Since the inception of plastics technology, the need for more easily produced, durable products has led to the development of composite technology – glass fiber and, in more recent times, carbon fiber.
The exponential rise of plastic technology
It probably comes as no surprise that the plastic industry is a significant market sector. The global applications for plastic products now span almost every single industry sector.
Plastic technology itself is certainly not new. Relevantly, the global plastic market still continues to expand steadily, with new applications still being discovered. With an annual growth rate of almost 4%, the world market is projected to be worth well in excess of 750 billion dollars by 2028.
Why is the plastics market increasing?
Perhaps the greatest drivers of the market have been improvements in wear and chemical resistance coupled with improved mechanical strength, recyclability, and ease of repair.
With the burgeoning market and greater product durability, the repair and maintenance after-market is similarly expanding. Plastic and composite welding and repair have become a significant component of the support markets for a broad range of diverse industry sectors, notably including the automotive, marine, aerospace, and leisure/recreation industries.
After-market repairs and maintenance support have naturally developed alongside the plastics manufacturing industry, with repairs being practically effected with a plastic welding rod similar to its metal welding counterpart.
What are composites?
The quest to find a product that could be both strong and durable led to the development of what is now known as a composite. Some plastic products are, in fact, basic composites. In essence, a composite is a manufactured substance comprising two or more different natural or artificial elements which, when blended together, create a product that meets those desired qualities of natural strength and durability.
It is interesting to note that the composite does not produce a perfect, harmonized blend of the component materials – rather, they retain their original qualities and contribute to the final manufactured product.
In technical terms, composites are a polymer matrix reinforced with either a natural or man-made fiber such as glass or carbon. The pair act together – the polymer providing environmental protection and the fiber contributing strength and structural rigidity.
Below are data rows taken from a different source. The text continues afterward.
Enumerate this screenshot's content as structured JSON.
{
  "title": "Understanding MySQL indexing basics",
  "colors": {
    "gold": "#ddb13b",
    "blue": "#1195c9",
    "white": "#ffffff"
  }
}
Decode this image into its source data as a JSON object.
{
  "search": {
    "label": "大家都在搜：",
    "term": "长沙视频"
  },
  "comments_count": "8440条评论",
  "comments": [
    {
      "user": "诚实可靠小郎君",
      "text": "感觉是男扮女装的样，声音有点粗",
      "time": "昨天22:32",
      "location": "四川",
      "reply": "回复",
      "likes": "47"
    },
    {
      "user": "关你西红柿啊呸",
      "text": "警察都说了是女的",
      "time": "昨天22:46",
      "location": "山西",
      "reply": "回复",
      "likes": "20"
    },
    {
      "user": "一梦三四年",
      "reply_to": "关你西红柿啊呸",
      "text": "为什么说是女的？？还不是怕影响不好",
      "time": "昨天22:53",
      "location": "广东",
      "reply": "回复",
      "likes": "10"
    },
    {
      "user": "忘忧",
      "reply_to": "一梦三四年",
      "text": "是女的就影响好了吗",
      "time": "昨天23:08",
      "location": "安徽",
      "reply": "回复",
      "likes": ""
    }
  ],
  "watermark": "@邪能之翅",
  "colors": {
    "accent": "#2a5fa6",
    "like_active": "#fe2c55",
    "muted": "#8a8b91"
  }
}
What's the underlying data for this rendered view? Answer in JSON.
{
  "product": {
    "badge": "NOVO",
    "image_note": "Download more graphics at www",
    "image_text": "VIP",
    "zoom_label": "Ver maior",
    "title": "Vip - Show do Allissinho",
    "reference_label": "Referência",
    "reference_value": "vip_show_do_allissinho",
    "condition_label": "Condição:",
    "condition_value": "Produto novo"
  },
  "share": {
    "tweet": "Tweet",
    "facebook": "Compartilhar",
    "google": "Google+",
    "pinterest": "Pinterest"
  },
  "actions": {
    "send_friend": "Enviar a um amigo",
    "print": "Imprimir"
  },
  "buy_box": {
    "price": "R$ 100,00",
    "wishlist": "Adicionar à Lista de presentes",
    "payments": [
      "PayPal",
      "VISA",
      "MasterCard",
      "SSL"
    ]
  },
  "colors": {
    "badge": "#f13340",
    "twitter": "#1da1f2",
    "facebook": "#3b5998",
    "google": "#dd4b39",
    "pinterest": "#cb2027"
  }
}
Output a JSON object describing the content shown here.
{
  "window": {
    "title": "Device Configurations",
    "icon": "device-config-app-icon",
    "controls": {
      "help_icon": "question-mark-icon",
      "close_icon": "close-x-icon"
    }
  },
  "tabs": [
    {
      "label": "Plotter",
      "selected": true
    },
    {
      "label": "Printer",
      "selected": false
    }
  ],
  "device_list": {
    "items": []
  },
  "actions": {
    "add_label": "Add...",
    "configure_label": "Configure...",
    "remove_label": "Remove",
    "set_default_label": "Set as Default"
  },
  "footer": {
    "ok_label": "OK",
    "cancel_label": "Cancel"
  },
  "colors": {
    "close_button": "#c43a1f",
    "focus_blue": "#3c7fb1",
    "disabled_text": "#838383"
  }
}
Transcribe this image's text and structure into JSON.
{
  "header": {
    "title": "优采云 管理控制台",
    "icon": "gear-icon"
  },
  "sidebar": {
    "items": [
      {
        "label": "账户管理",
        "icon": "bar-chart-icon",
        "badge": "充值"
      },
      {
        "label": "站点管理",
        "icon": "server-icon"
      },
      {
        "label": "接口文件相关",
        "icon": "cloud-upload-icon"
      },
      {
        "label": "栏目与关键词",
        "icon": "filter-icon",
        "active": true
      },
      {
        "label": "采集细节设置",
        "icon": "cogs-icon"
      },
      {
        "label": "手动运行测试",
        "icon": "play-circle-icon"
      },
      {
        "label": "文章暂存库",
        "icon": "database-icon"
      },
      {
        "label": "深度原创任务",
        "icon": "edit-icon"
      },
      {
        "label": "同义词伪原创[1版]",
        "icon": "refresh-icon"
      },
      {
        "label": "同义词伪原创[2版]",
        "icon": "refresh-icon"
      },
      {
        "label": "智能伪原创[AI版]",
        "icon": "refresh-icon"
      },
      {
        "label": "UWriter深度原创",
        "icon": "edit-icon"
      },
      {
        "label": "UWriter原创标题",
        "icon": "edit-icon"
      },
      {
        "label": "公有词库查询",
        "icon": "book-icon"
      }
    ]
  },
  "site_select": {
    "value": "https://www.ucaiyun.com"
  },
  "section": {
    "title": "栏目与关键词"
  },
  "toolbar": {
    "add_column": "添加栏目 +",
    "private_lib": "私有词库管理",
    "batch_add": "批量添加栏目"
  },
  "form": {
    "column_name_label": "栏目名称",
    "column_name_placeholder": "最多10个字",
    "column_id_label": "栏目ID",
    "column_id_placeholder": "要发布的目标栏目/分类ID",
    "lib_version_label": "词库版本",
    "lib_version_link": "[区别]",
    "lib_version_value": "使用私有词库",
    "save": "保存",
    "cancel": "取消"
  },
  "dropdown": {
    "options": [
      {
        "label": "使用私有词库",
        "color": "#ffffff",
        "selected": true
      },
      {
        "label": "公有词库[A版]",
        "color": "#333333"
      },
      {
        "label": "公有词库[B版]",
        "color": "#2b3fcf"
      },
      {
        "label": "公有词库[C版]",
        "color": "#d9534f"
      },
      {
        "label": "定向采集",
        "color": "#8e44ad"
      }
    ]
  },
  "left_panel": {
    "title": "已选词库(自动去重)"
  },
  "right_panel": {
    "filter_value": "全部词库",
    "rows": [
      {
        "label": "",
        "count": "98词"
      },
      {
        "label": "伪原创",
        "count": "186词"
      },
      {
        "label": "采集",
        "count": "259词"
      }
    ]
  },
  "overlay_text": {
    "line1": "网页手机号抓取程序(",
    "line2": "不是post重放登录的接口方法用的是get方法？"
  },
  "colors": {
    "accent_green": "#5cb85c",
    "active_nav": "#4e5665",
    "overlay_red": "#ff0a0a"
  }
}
The ability to create a product that can maintain its strength and integrity across specific extremes of pressure, temperature, and stress loading means that plastics and composite technology have made the quantum leap into the current space exploration industry.
Composites and the future of space travel
The qualities of composites – strength, relatively lightweight, and the ability to operate in environmental extremes, have meant that the material plays a significant role in the current development of rocket and space technology.
NASA has a specific team – the Composite Technologies for Exploration project researching the application of composites for the construction of heavy-lift deep space rockets, which will ultimately drive the proposed Moon and Mars missions.
From the advent of plastics in the early 1900s to the development of composite rocket technology, the future is certainly an exciting one.